_Try it:_ All lines with the word "PicassoModule" must be pulled from the entries below.
::::
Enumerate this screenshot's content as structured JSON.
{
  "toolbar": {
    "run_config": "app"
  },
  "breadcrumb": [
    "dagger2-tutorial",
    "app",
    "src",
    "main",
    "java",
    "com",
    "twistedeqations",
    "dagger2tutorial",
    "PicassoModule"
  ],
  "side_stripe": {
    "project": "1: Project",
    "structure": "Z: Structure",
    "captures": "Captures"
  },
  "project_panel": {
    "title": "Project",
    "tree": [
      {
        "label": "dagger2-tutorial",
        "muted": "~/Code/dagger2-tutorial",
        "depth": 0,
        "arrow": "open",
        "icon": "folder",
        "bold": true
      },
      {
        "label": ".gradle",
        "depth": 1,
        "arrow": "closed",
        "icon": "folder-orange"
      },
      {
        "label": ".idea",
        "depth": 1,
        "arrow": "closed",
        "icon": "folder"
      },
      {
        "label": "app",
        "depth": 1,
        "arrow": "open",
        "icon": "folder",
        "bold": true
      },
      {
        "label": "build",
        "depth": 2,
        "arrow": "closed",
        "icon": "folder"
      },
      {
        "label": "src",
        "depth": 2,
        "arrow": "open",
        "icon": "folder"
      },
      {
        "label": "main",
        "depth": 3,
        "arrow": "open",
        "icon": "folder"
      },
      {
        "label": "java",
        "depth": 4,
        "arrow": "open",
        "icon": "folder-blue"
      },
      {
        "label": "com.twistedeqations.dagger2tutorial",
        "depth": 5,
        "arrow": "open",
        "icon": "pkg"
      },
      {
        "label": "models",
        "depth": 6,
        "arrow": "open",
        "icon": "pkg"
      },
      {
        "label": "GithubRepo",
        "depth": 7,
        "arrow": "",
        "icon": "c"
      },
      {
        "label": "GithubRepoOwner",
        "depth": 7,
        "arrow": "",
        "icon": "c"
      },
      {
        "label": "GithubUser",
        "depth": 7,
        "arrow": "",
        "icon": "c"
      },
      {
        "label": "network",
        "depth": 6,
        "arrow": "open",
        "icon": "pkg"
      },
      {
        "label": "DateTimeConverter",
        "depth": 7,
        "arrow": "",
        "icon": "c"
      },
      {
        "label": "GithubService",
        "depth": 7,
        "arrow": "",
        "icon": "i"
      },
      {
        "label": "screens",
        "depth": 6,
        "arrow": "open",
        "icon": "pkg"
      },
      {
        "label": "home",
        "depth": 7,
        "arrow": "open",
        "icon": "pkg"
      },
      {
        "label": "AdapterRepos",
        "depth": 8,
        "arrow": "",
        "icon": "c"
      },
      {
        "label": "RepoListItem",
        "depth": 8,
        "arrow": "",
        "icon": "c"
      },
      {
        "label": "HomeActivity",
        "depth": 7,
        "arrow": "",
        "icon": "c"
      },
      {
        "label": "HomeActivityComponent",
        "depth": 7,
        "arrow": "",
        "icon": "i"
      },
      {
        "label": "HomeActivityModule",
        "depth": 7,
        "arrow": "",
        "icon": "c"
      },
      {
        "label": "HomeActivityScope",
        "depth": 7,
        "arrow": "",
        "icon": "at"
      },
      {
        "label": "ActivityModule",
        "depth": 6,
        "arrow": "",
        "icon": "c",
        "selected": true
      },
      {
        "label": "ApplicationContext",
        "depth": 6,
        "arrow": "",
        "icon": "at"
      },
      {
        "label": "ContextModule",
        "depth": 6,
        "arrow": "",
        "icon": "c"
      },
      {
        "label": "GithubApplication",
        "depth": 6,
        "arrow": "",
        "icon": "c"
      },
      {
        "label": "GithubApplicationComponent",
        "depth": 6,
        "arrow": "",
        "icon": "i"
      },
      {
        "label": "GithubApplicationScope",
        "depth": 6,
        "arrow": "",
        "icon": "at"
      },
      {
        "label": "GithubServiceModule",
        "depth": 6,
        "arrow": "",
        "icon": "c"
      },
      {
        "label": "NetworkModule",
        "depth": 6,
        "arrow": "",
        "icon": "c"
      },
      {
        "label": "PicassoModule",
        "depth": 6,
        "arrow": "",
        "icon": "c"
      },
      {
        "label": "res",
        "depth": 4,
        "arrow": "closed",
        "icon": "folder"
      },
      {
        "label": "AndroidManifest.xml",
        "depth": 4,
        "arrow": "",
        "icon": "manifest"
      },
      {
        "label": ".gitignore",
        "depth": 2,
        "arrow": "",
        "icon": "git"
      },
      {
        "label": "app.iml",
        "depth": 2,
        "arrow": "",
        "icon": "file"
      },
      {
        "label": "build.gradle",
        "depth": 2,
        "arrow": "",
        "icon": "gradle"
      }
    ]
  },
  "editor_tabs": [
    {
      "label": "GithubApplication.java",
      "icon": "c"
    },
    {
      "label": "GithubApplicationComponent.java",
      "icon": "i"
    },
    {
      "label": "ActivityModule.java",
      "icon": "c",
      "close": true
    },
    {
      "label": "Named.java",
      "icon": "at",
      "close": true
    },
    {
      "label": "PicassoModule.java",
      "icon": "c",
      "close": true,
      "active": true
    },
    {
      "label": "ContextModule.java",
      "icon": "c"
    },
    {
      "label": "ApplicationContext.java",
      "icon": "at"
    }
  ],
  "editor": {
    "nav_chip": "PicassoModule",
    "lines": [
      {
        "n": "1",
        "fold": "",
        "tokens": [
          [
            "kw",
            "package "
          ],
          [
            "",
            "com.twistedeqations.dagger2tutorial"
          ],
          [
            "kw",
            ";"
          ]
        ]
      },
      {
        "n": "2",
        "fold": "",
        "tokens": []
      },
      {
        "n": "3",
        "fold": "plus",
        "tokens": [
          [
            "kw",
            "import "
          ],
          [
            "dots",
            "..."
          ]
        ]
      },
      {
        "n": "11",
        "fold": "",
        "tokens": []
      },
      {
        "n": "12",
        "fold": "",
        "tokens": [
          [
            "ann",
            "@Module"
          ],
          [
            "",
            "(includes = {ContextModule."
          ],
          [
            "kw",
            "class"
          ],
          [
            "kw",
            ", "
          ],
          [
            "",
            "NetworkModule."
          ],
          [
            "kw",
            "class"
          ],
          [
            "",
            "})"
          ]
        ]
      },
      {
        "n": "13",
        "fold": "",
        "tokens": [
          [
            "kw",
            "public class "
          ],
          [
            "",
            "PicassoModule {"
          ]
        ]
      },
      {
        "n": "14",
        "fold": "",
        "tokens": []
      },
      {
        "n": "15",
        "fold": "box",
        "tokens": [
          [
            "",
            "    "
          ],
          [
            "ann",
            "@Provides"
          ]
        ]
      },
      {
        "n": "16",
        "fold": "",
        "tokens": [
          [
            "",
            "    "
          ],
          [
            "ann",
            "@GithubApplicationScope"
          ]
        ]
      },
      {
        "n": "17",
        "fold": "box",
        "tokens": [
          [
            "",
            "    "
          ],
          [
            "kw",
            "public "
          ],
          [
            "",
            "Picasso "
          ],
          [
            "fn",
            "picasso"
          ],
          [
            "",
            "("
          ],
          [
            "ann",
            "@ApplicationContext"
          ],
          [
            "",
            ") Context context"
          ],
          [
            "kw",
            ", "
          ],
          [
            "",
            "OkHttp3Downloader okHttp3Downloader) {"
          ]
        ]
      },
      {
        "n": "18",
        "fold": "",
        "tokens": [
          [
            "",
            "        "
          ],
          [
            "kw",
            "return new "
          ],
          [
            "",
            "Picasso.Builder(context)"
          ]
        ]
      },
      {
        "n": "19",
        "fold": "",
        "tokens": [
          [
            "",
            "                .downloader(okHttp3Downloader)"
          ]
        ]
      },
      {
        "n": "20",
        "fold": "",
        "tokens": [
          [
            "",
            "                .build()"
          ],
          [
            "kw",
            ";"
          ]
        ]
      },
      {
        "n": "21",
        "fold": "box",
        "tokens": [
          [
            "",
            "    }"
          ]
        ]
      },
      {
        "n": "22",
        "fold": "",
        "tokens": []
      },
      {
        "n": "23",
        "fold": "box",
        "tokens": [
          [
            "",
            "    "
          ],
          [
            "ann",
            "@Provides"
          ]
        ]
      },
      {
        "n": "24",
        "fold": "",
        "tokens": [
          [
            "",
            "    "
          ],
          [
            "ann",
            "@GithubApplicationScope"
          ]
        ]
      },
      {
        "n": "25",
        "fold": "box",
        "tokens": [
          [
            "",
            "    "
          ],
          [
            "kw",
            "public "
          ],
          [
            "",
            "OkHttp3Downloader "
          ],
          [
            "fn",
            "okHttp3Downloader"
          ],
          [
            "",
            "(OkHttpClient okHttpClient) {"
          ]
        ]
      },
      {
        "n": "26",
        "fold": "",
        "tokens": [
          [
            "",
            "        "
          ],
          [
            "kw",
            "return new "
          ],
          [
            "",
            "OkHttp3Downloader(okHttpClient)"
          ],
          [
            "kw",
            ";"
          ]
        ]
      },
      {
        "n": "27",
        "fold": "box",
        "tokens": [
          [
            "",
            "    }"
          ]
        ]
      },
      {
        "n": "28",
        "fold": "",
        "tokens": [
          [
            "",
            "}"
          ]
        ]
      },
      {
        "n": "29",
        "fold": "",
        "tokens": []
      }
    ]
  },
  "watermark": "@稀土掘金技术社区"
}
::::
_Reply to the exercise:_
    "PicassoModule"
        "label": "PicassoModule",
      "label": "PicassoModule.java",
    "nav_chip": "PicassoModule",
            "PicassoModule {"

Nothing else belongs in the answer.